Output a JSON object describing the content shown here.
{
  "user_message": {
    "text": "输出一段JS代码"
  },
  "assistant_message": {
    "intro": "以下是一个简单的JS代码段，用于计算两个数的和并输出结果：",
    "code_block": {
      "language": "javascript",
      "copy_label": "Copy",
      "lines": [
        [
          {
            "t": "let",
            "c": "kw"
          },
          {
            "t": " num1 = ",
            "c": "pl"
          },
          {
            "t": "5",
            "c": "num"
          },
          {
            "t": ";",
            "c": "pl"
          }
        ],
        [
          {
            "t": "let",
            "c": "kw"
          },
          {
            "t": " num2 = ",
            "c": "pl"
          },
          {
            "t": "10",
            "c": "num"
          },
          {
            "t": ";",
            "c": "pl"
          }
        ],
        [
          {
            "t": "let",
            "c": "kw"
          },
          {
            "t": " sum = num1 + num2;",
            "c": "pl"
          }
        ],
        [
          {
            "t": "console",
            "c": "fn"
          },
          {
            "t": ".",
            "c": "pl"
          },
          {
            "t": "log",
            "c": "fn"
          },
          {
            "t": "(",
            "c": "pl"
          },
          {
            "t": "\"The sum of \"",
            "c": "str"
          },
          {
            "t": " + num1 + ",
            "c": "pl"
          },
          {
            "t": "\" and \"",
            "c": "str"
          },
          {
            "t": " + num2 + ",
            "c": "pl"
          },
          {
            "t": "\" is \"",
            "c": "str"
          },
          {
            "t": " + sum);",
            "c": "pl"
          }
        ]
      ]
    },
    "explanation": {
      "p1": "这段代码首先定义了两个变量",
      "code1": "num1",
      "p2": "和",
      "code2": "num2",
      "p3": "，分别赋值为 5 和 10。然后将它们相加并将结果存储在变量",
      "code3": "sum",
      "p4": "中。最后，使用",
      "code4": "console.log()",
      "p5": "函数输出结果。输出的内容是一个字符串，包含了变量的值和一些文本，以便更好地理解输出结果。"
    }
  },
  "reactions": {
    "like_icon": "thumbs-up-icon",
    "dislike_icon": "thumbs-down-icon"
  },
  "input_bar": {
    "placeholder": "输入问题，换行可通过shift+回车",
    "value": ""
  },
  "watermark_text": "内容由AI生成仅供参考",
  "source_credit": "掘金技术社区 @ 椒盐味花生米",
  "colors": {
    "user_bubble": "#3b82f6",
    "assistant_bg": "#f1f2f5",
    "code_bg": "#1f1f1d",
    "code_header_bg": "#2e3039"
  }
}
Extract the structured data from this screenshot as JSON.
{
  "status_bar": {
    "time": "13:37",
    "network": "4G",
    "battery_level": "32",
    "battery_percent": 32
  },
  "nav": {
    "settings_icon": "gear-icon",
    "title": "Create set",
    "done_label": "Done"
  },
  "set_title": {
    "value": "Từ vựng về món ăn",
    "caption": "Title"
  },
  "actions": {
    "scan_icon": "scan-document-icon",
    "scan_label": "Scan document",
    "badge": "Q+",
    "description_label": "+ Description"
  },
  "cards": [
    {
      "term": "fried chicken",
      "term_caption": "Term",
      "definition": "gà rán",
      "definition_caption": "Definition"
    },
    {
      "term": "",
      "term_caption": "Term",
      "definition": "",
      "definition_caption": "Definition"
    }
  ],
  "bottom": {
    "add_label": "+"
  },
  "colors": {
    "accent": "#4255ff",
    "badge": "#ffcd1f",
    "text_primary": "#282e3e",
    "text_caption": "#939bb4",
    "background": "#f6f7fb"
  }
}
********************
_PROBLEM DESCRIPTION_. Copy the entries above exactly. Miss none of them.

_WRITTEN SOLUTION_.
Output a JSON object describing the content shown here.
{
  "user_message": {
    "text": "输出一段JS代码"
  },
  "assistant_message": {
    "intro": "以下是一个简单的JS代码段，用于计算两个数的和并输出结果：",
    "code_block": {
      "language": "javascript",
      "copy_label": "Copy",
      "lines": [
        [
          {
            "t": "let",
            "c": "kw"
          },
          {
            "t": " num1 = ",
            "c": "pl"
          },
          {
            "t": "5",
            "c": "num"
          },
          {
            "t": ";",
            "c": "pl"
          }
        ],
        [
          {
            "t": "let",
            "c": "kw"
          },
          {
            "t": " num2 = ",
            "c": "pl"
          },
          {
            "t": "10",
            "c": "num"
          },
          {
            "t": ";",
            "c": "pl"
          }
        ],
        [
          {
            "t": "let",
            "c": "kw"
          },
          {
            "t": " sum = num1 + num2;",
            "c": "pl"
          }
        ],
        [
          {
            "t": "console",
            "c": "fn"
          },
          {
            "t": ".",
            "c": "pl"
          },
          {
            "t": "log",
            "c": "fn"
          },
          {
            "t": "(",
            "c": "pl"
          },
          {
            "t": "\"The sum of \"",
            "c": "str"
          },
          {
            "t": " + num1 + ",
            "c": "pl"
          },
          {
            "t": "\" and \"",
            "c": "str"
          },
          {
            "t": " + num2 + ",
            "c": "pl"
          },
          {
            "t": "\" is \"",
            "c": "str"
          },
          {
            "t": " + sum);",
            "c": "pl"
          }
        ]
      ]
    },
    "explanation": {
      "p1": "这段代码首先定义了两个变量",
      "code1": "num1",
      "p2": "和",
      "code2": "num2",
      "p3": "，分别赋值为 5 和 10。然后将它们相加并将结果存储在变量",
      "code3": "sum",
      "p4": "中。最后，使用",
      "code4": "console.log()",
      "p5": "函数输出结果。输出的内容是一个字符串，包含了变量的值和一些文本，以便更好地理解输出结果。"
    }
  },
  "reactions": {
    "like_icon": "thumbs-up-icon",
    "dislike_icon": "thumbs-down-icon"
  },
  "input_bar": {
    "placeholder": "输入问题，换行可通过shift+回车",
    "value": ""
  },
  "watermark_text": "内容由AI生成仅供参考",
  "source_credit": "掘金技术社区 @ 椒盐味花生米",
  "colors": {
    "user_bubble": "#3b82f6",
    "assistant_bg": "#f1f2f5",
    "code_bg": "#1f1f1d",
    "code_header_bg": "#2e3039"
  }
}
Extract the structured data from this screenshot as JSON.
{
  "status_bar": {
    "time": "13:37",
    "network": "4G",
    "battery_level": "32",
    "battery_percent": 32
  },
  "nav": {
    "settings_icon": "gear-icon",
    "title": "Create set",
    "done_label": "Done"
  },
  "set_title": {
    "value": "Từ vựng về món ăn",
    "caption": "Title"
  },
  "actions": {
    "scan_icon": "scan-document-icon",
    "scan_label": "Scan document",
    "badge": "Q+",
    "description_label": "+ Description"
  },
  "cards": [
    {
      "term": "fried chicken",
      "term_caption": "Term",
      "definition": "gà rán",
      "definition_caption": "Definition"
    },
    {
      "term": "",
      "term_caption": "Term",
      "definition": "",
      "definition_caption": "Definition"
    }
  ],
  "bottom": {
    "add_label": "+"
  },
  "colors": {
    "accent": "#4255ff",
    "badge": "#ffcd1f",
    "text_primary": "#282e3e",
    "text_caption": "#939bb4",
    "background": "#f6f7fb"
  }
}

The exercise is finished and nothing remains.